All of these are false – and true, or at least a nugget of truth is in them. In order for us to understand their factual basis, we must first make some distinctions, because not all bilinguals are the same! Factors or dimensions in bilingualism and SLA: * Sequential vs. Simultaneous Acquisition * Compound vs. Coordinate Input * Dominant vs. Balanced Bilingualism * Contextualized vs. Decontextualized language use for L1 and L2 Truth behind the myths Linguistic Confusion – this occurs only for simultaneous acquisition, and only for a few months early in the life of a child.
It is not a large degree of confusion, and it quickly is overcome (and some researchers propose that it is never really confusing at any stage of acquisition).
L1 takes away L2 – this is only true in the sense that INPUT MATTERS, and the amount of input of L2 is important – how much L1 is not important. However, the better foundation of L1, the easier time people have getting into L2, at least in the early stages of L2 acquisition in terms of oral language. And literacy skills transfer even more easily, so literacy acquisition in L1 clearly benefits literacy acquisition in L2.
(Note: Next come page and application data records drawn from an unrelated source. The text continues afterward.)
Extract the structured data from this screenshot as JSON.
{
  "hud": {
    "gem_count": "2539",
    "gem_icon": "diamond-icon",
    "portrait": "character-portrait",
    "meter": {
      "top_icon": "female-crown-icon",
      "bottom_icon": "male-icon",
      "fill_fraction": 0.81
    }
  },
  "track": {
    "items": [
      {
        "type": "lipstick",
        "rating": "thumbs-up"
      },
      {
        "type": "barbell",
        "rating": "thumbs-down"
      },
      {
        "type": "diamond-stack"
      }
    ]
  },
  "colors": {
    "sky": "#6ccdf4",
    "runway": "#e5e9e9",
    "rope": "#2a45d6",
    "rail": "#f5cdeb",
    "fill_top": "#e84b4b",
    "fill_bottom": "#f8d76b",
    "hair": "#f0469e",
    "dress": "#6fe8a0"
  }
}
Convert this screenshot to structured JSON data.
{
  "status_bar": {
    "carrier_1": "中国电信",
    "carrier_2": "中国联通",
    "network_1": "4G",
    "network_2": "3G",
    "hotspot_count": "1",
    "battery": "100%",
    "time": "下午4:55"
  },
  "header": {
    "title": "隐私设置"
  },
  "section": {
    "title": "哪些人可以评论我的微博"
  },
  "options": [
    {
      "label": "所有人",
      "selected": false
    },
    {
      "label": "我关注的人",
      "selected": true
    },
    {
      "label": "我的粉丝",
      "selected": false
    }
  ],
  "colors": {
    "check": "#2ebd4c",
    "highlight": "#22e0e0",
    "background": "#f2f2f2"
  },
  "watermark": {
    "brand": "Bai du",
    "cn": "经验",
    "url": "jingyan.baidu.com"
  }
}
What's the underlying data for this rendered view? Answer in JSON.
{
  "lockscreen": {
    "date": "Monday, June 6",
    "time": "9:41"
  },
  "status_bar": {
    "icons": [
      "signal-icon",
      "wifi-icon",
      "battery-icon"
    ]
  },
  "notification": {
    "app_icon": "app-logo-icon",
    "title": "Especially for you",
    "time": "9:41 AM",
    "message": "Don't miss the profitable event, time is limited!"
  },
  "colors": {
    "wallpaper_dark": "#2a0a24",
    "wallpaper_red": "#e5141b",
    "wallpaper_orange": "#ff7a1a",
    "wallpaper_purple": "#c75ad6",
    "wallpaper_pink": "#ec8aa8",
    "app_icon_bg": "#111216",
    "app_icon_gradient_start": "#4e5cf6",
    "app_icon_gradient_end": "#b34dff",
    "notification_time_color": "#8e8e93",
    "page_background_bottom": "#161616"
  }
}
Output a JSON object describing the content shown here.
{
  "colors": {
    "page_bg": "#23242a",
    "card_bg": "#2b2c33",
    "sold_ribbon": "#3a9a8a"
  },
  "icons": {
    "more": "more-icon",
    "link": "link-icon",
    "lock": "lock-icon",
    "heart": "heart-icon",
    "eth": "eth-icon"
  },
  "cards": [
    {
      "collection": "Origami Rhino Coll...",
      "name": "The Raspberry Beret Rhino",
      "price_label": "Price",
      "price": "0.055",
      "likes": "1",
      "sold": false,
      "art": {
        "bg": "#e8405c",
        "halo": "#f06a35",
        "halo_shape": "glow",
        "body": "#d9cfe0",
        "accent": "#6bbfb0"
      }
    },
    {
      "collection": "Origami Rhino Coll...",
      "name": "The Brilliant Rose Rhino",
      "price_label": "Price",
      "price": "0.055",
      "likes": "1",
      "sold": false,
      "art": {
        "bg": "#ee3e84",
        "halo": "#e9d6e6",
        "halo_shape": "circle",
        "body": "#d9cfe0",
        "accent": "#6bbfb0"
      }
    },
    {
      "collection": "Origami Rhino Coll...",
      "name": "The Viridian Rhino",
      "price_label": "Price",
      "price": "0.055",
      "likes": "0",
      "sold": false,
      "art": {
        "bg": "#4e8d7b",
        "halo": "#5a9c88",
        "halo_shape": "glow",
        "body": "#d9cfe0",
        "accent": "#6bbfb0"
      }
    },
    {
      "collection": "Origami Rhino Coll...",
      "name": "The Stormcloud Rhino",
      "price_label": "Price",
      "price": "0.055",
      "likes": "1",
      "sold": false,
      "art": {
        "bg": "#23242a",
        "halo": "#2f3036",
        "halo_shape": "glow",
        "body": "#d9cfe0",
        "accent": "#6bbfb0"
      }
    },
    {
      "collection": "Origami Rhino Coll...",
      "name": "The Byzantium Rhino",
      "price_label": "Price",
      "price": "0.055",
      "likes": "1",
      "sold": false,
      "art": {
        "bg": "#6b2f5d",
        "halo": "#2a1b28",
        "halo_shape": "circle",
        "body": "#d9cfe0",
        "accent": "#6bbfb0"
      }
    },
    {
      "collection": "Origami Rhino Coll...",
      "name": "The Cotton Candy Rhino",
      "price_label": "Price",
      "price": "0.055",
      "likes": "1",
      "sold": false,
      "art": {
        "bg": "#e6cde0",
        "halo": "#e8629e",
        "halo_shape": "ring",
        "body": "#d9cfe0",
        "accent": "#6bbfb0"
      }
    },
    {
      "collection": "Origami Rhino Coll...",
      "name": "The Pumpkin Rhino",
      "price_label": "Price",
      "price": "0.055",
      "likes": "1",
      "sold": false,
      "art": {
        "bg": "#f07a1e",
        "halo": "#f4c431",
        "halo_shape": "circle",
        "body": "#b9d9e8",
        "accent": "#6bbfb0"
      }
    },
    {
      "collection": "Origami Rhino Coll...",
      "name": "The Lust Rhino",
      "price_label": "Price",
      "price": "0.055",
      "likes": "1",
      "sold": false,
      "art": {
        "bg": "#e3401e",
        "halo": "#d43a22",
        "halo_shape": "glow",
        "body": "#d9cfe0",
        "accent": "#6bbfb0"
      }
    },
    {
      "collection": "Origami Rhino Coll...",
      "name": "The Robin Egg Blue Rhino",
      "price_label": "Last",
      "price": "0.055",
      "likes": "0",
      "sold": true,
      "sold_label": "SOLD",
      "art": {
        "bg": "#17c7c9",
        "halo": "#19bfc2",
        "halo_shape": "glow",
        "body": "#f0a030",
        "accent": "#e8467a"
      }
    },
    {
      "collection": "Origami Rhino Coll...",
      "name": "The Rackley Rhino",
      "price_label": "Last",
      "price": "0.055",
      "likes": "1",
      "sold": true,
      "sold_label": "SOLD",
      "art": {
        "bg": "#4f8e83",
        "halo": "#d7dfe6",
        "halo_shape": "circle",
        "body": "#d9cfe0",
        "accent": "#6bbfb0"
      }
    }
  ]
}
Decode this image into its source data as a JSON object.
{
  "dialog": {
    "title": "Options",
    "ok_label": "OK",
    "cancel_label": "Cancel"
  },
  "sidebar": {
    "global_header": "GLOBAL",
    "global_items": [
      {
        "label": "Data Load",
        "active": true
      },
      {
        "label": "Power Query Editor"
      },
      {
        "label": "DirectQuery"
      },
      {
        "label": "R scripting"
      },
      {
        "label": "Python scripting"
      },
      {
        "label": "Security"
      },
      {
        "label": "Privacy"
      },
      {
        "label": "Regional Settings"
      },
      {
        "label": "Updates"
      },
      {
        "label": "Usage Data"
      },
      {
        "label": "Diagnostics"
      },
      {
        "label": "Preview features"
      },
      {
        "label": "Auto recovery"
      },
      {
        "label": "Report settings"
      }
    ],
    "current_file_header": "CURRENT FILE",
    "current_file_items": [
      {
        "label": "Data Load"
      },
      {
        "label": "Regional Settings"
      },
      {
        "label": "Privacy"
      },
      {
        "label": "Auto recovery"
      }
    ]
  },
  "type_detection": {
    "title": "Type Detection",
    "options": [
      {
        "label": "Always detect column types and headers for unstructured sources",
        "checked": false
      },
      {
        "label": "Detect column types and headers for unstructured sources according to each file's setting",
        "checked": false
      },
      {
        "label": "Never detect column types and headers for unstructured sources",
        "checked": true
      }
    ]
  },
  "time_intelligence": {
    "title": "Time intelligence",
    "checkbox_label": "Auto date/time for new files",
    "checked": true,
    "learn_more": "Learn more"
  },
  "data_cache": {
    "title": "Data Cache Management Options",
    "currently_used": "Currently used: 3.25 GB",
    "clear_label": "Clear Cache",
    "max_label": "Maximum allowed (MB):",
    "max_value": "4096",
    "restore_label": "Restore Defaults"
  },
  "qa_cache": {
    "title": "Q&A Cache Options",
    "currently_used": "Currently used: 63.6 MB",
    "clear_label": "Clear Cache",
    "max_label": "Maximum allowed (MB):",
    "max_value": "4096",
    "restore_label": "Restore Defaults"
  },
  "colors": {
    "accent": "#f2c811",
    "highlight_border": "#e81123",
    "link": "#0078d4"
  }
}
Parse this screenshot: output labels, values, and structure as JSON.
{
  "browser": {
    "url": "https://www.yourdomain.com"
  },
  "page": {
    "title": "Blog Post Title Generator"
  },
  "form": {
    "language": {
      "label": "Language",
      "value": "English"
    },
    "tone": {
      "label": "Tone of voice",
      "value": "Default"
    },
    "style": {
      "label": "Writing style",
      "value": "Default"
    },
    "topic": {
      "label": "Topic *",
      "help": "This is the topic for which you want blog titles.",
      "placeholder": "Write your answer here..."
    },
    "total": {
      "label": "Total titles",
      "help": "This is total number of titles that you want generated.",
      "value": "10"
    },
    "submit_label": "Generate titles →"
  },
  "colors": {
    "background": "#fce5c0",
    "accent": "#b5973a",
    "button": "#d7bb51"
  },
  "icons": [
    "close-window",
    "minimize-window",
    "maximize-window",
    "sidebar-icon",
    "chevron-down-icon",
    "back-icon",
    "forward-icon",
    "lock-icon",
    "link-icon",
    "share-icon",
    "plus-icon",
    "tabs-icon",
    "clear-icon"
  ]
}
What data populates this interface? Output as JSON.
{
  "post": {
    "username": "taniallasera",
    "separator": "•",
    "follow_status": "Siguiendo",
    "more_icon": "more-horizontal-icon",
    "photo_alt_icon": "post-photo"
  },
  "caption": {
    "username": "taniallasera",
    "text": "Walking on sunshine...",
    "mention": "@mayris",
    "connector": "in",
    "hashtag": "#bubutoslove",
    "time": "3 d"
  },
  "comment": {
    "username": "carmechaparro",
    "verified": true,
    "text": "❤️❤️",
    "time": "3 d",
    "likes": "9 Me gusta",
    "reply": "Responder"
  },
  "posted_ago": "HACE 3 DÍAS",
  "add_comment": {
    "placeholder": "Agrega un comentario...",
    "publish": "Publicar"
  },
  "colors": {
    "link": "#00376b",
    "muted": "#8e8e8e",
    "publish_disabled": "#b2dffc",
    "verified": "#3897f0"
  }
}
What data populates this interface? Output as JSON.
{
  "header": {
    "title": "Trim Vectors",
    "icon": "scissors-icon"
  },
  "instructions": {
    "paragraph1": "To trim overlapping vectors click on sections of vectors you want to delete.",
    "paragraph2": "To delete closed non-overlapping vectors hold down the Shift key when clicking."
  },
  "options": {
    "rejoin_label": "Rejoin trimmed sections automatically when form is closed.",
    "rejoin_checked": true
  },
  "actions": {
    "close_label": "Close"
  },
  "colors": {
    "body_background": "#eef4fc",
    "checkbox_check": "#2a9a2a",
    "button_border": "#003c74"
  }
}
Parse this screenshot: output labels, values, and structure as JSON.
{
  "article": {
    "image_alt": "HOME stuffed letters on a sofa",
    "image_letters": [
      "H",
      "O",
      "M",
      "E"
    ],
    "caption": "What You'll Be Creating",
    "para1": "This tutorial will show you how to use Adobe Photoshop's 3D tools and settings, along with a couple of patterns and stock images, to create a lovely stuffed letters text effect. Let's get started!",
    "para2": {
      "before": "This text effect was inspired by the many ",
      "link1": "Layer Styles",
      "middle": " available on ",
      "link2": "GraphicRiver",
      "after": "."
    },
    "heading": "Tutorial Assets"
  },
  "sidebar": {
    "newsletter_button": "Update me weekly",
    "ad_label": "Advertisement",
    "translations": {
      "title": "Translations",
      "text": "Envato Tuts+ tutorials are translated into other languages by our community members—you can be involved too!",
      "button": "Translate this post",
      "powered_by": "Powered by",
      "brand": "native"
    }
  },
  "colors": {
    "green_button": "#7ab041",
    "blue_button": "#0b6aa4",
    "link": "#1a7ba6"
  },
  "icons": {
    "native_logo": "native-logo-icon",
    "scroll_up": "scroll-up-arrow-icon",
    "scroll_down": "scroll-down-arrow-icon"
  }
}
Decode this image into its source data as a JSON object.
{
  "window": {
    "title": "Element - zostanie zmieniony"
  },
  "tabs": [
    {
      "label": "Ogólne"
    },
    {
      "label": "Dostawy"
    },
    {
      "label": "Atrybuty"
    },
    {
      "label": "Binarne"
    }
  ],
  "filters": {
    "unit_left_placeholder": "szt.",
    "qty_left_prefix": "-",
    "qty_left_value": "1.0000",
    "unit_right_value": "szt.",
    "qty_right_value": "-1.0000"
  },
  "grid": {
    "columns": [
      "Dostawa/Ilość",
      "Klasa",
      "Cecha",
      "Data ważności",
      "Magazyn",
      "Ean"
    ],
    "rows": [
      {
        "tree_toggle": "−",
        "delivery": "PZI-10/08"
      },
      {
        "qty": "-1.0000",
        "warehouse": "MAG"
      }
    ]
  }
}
Younger is better – the truth is that older is faster, but younger goes further in acquisition; in other words, younger is slower but farther, older is faster but not as far, in terms of fully acquiring a language in a “native-like” productive way. Levels of Second language proficiency BICS and CALP ( http://www. iteachilearn. com/cummins/bicscalp. html ) Basic Interpersonal Communication Skills (BICS) is a level of second language proficiency that can be acquired within 1-2 years of immersion or exposure. “It is the day-to-day language needed to interact socially with other people.
“The illiterate of the 21st century will not be those who cannot read and write, but those who cannot learn, unlearn, and relearn.” —Alvin Toffler Introduction Constant innovation and rebuilding, the so-called “economic progress” and globalization all have led to the emergence of a projected 11 million unrecognized immigrants currently residing in the United States of America. These people have ...
English language learners (ELLs) employ BIC skills when they are on the playground, in the lunch room, on the school bus, at parties, playing sports and talking on the telephone. Social interactions are usually context embedded. They occur in a meaningful social context. They are not very demanding cognitively. The language required is not specialized. These language skills usually develop within six months to two years after arrival in the U. S. ” Judy Haynes, retrieved May 4, 2010, www. everythingESL. net
Cognitive Academic Language Proficiency (CALP), on the other hand, is a level of second language proficiency that requires more specialized grammar, vocabulary, and language use – for literacy, reasoning, school work and academic conversations. It can take up to 5-7 years of immersion and exposure – 7-10 years if the child does not have previous experience in school or using their first language in academic/cognitive contexts and activities. ————————————————- Cognitive Balanced bilinguals, especially those using both languages for decontextualized language uses, have cognitive benefits: Earlier metalinguistic awareness * Earlier executive functions * Earlier creativity – divergent thinking Otherwise, Dominant bilinguals appear to have no advantage or disadvantage over monolinguals. Personality Different aspects of personality and worldview are clearly related to which language a bilingual is using at the time of testing or thinking Social The largest factors in successful SLA or bilingual acquisition include two dimensions: * Integrative vs. instrumental motivation on the part of the person * Stigmatized vs. preferential treatment on the part of the group/society Brain
On this essay we are going to expressly talk on promoting Academic Success for ESL Students and also understanding second language acquisition for school, I will take my time to explain Linguistic processes and discusses the linguistic processes of first and second language acquisition. First language acquisition is a complex, lifelong process. And I will also explain in detail the influential ...
Aphasia studies show us that Comprehension is separate from production Translation is separate from speaking/listening to spontaneous messages Recovery patterns in aphasia 50% parallel recovery (both languages return in a similar pattern) 25% selective recovery (only one-language returns) 25% “weird” recovery * differential (one language is impaired more than the other to begin with) * successive (one language returns completely before the other starts to return) * antagonistic (one language recovers, but at the expense of the other; alternation occurs from day to day or week to week)